START Data extract
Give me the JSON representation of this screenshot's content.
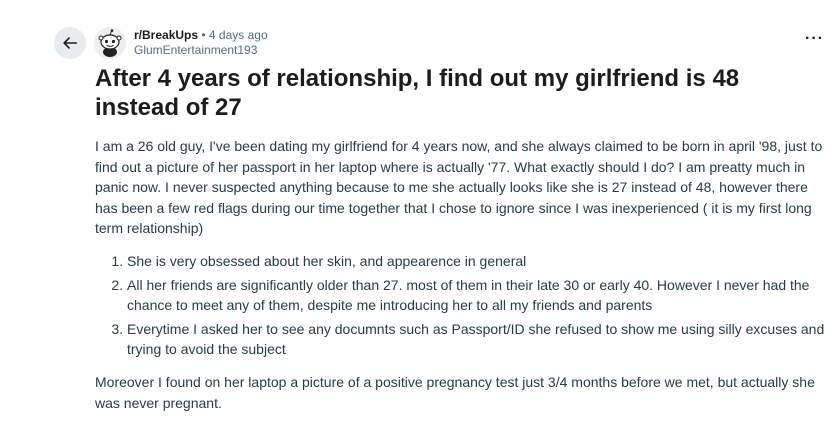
{
  "post": {
    "subreddit": "r/BreakUps",
    "separator": "•",
    "time": "4 days ago",
    "author": "GlumEntertainment193",
    "title": "After 4 years of relationship, I find out my girlfriend is 48 instead of 27",
    "paragraph1": "I am a 26 old guy, I've been dating my girlfriend for 4 years now, and she always claimed to be born in april '98, just to find out a picture of her passport in her laptop where is actually '77. What exactly should I do? I am preatty much in panic now. I never suspected anything because to me she actually looks like she is 27 instead of 48, however there has been a few red flags during our time together that I chose to ignore since I was inexperienced ( it is my first long term relationship)",
    "list": [
      "She is very obsessed about her skin, and appearence in general",
      "All her friends are significantly older than 27. most of them in their late 30 or early 40. However I never had the chance to meet any of them, despite me introducing her to all my friends and parents",
      "Everytime I asked her to see any documnts such as Passport/ID she refused to show me using silly excuses and trying to avoid the subject"
    ],
    "paragraph2": "Moreover I found on her laptop a picture of a positive pregnancy test just 3/4 months before we met, but actually she was never pregnant."
  },
  "icons": {
    "back": "arrow-left-icon",
    "avatar": "snoo-avatar",
    "overflow": "more-options-icon"
  },
  "colors": {
    "text": "#1c1c1c",
    "meta": "#576f76",
    "body_text": "#2a3c42",
    "back_bg": "#e9ebed"
  }
}
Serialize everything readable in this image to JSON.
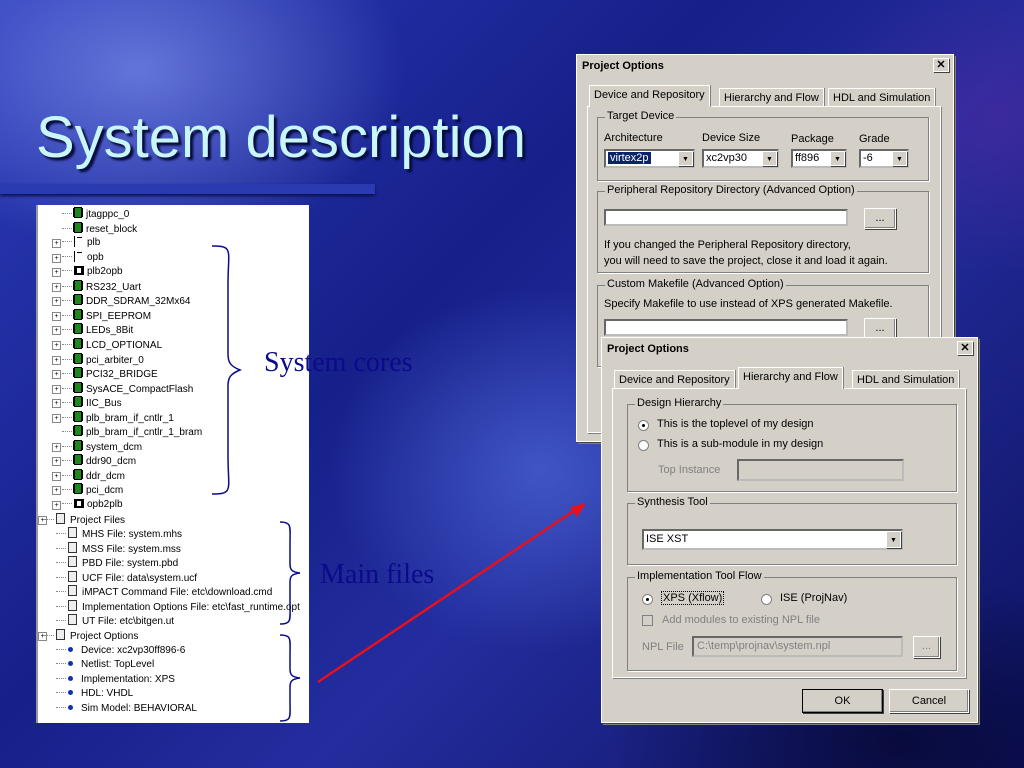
{
  "slide": {
    "title": "System description",
    "label_cores": "System cores",
    "label_files": "Main files"
  },
  "tree": {
    "cores": [
      {
        "name": "jtagppc_0",
        "icon": "chip-icon",
        "expand": false
      },
      {
        "name": "reset_block",
        "icon": "chip-icon",
        "expand": false
      },
      {
        "name": "plb",
        "icon": "bus-icon",
        "expand": true
      },
      {
        "name": "opb",
        "icon": "bus-icon",
        "expand": true
      },
      {
        "name": "plb2opb",
        "icon": "bridge-icon",
        "expand": true
      },
      {
        "name": "RS232_Uart",
        "icon": "chip-icon",
        "expand": true
      },
      {
        "name": "DDR_SDRAM_32Mx64",
        "icon": "chip-icon",
        "expand": true
      },
      {
        "name": "SPI_EEPROM",
        "icon": "chip-icon",
        "expand": true
      },
      {
        "name": "LEDs_8Bit",
        "icon": "chip-icon",
        "expand": true
      },
      {
        "name": "LCD_OPTIONAL",
        "icon": "chip-icon",
        "expand": true
      },
      {
        "name": "pci_arbiter_0",
        "icon": "chip-icon",
        "expand": true
      },
      {
        "name": "PCI32_BRIDGE",
        "icon": "chip-icon",
        "expand": true
      },
      {
        "name": "SysACE_CompactFlash",
        "icon": "chip-icon",
        "expand": true
      },
      {
        "name": "IIC_Bus",
        "icon": "chip-icon",
        "expand": true
      },
      {
        "name": "plb_bram_if_cntlr_1",
        "icon": "chip-icon",
        "expand": true
      },
      {
        "name": "plb_bram_if_cntlr_1_bram",
        "icon": "chip-icon",
        "expand": false
      },
      {
        "name": "system_dcm",
        "icon": "chip-icon",
        "expand": true
      },
      {
        "name": "ddr90_dcm",
        "icon": "chip-icon",
        "expand": true
      },
      {
        "name": "ddr_dcm",
        "icon": "chip-icon",
        "expand": true
      },
      {
        "name": "pci_dcm",
        "icon": "chip-icon",
        "expand": true
      },
      {
        "name": "opb2plb",
        "icon": "bridge-icon",
        "expand": true
      }
    ],
    "project_files_label": "Project Files",
    "files": [
      "MHS File: system.mhs",
      "MSS File: system.mss",
      "PBD File: system.pbd",
      "UCF File: data\\system.ucf",
      "iMPACT Command File: etc\\download.cmd",
      "Implementation Options File: etc\\fast_runtime.opt",
      "UT File: etc\\bitgen.ut"
    ],
    "project_options_label": "Project Options",
    "options": [
      "Device: xc2vp30ff896-6",
      "Netlist: TopLevel",
      "Implementation: XPS",
      "HDL: VHDL",
      "Sim Model: BEHAVIORAL"
    ]
  },
  "dialog1": {
    "title": "Project Options",
    "close": "✕",
    "tabs": [
      "Device and Repository",
      "Hierarchy and Flow",
      "HDL and Simulation"
    ],
    "target_device": {
      "legend": "Target Device",
      "arch_label": "Architecture",
      "arch_value": "virtex2p",
      "size_label": "Device Size",
      "size_value": "xc2vp30",
      "package_label": "Package",
      "package_value": "ff896",
      "grade_label": "Grade",
      "grade_value": "-6"
    },
    "peripheral": {
      "legend": "Peripheral Repository Directory (Advanced Option)",
      "value": "",
      "browse": "...",
      "note_line1": "If you changed the Peripheral Repository directory,",
      "note_line2": "you will need to save the project, close it and load it again."
    },
    "makefile": {
      "legend": "Custom Makefile (Advanced Option)",
      "note": "Specify Makefile to use instead of XPS generated Makefile.",
      "value": "",
      "browse": "..."
    }
  },
  "dialog2": {
    "title": "Project Options",
    "close": "✕",
    "tabs": [
      "Device and Repository",
      "Hierarchy and Flow",
      "HDL and Simulation"
    ],
    "hierarchy": {
      "legend": "Design Hierarchy",
      "opt_top": "This is the toplevel of my design",
      "opt_sub": "This is a sub-module in my design",
      "instance_label": "Top Instance",
      "instance_value": ""
    },
    "synthesis": {
      "legend": "Synthesis Tool",
      "value": "ISE XST"
    },
    "impl": {
      "legend": "Implementation Tool Flow",
      "opt_xps": "XPS (Xflow)",
      "opt_ise": "ISE (ProjNav)",
      "add_modules": "Add modules to existing NPL file",
      "npl_label": "NPL File",
      "npl_value": "C:\\temp\\projnav\\system.npl",
      "browse": "..."
    },
    "ok": "OK",
    "cancel": "Cancel"
  },
  "colors": {
    "title": "#c9f6f6",
    "labels": "#0a0a8a",
    "arrow": "#e8101a",
    "dialog_face": "#d4d0c8"
  }
}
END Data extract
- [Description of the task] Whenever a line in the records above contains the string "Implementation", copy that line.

- [Exercise response]
      "Implementation Options File: etc\\fast_runtime.opt",
      "Implementation: XPS",
      "legend": "Implementation Tool Flow",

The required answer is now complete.